The third muscle type is cardiac muscle, which is found in the heart. It has striations because it has multiple actin and myosin filaments, but it is involuntary muscle. The actin and myosin filaments in cardiac muscle exist as intertwined branches that form a conducting network for nerve impulses.

Skeletal muscle is further divided into several subtypes:

  • slow oxidative, slow twitch, or "red" muscle is dense with capillaries and is rich in mitochondria and myoglobin, giving the muscle tissue its characteristic red color. It can carry more oxygen and sustain aerobic activity.
  • fast twitch muscle, has three major kinds that are, in order of increasing contractile speed:
    • type IIq, which,like slow muscle, is aerobic, rich in mitochondria and capillaries and appears red.
    • Type IIx (also known as type IId), which is less dense in mitochondria and myoglobin. This is the fastest muscle type in humans. It can contract more quickly and with a greater amount of force than oxidative muscle, but can sustain only short, anaerobic bursts of activity before muscle contraction becomes painful (often incorrectly attributed to a build-up of lactic acid). N.B. in some books and articles this muscle in humans was, confusingly, called type IIB.
    • Type IIb, which is anaerobic, glycolytic, "white" muscle that is even less dense in mitochondria and myoglobin.
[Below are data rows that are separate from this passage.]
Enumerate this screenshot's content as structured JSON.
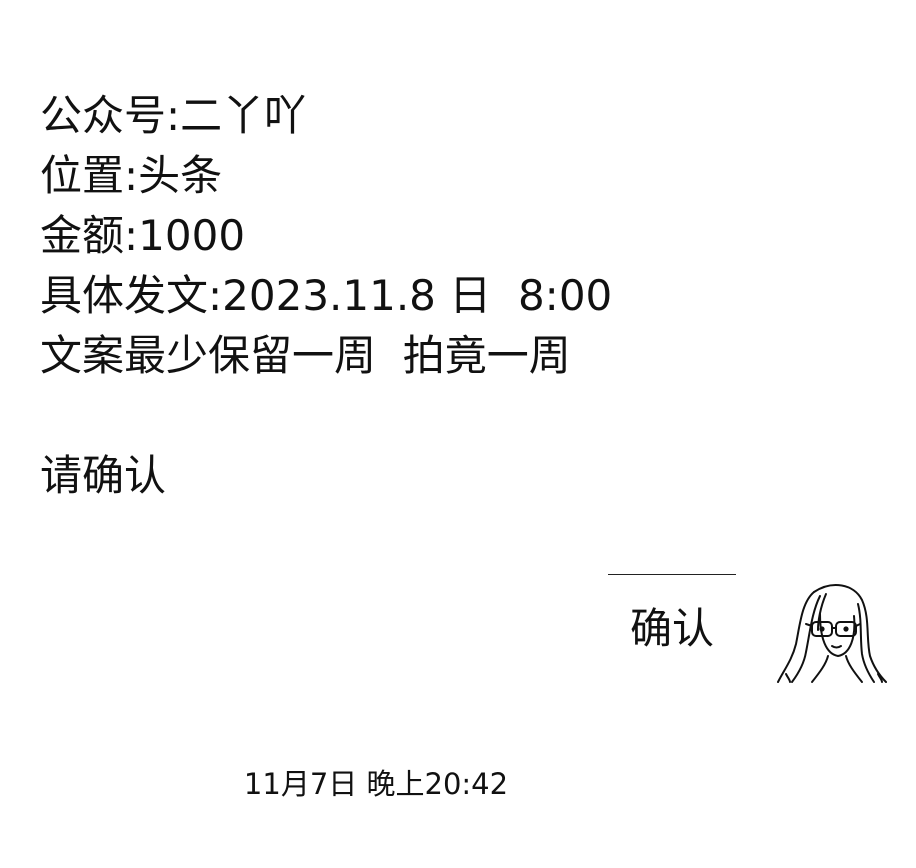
{
  "message": {
    "lines": [
      "公众号:二丫吖",
      "位置:头条",
      "金额:1000",
      "具体发文:2023.11.8 日  8:00",
      "文案最少保留一周  拍竟一周"
    ],
    "confirm_prompt": "请确认"
  },
  "reply": {
    "text": "确认",
    "avatar_icon": "girl-with-glasses-avatar-icon"
  },
  "timestamp": "11月7日 晚上20:42"
}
In small animals like rodents this is the major fast muscle type, explaining the pale color of their flesh.

The History of Cell Theory

An interesting article on the Historical Perspective of Cell Theory.

Reading material:

Mr. Low

Monday, January 11, 2010

3 questions that you will find interesting with regards to Health Science

Question 4

4. What are the categories of cells you can find from the reading?
Please put your answers in the comments.

Question 3

3. How are the components in the cells identified after the development of Cell Theory and what are the components identified?
Please put your answers in the comments.

Question 2

2. Who are the 3 scientists that led to the development of Cell Theory?
Please put your answers in the comments.

Question 1

1. How does the Cell Theory explain the relationship between living things and cells?
Please put your answers in the comments.

Key Understanding of Cells

Please put your answers in the comments. Thank you.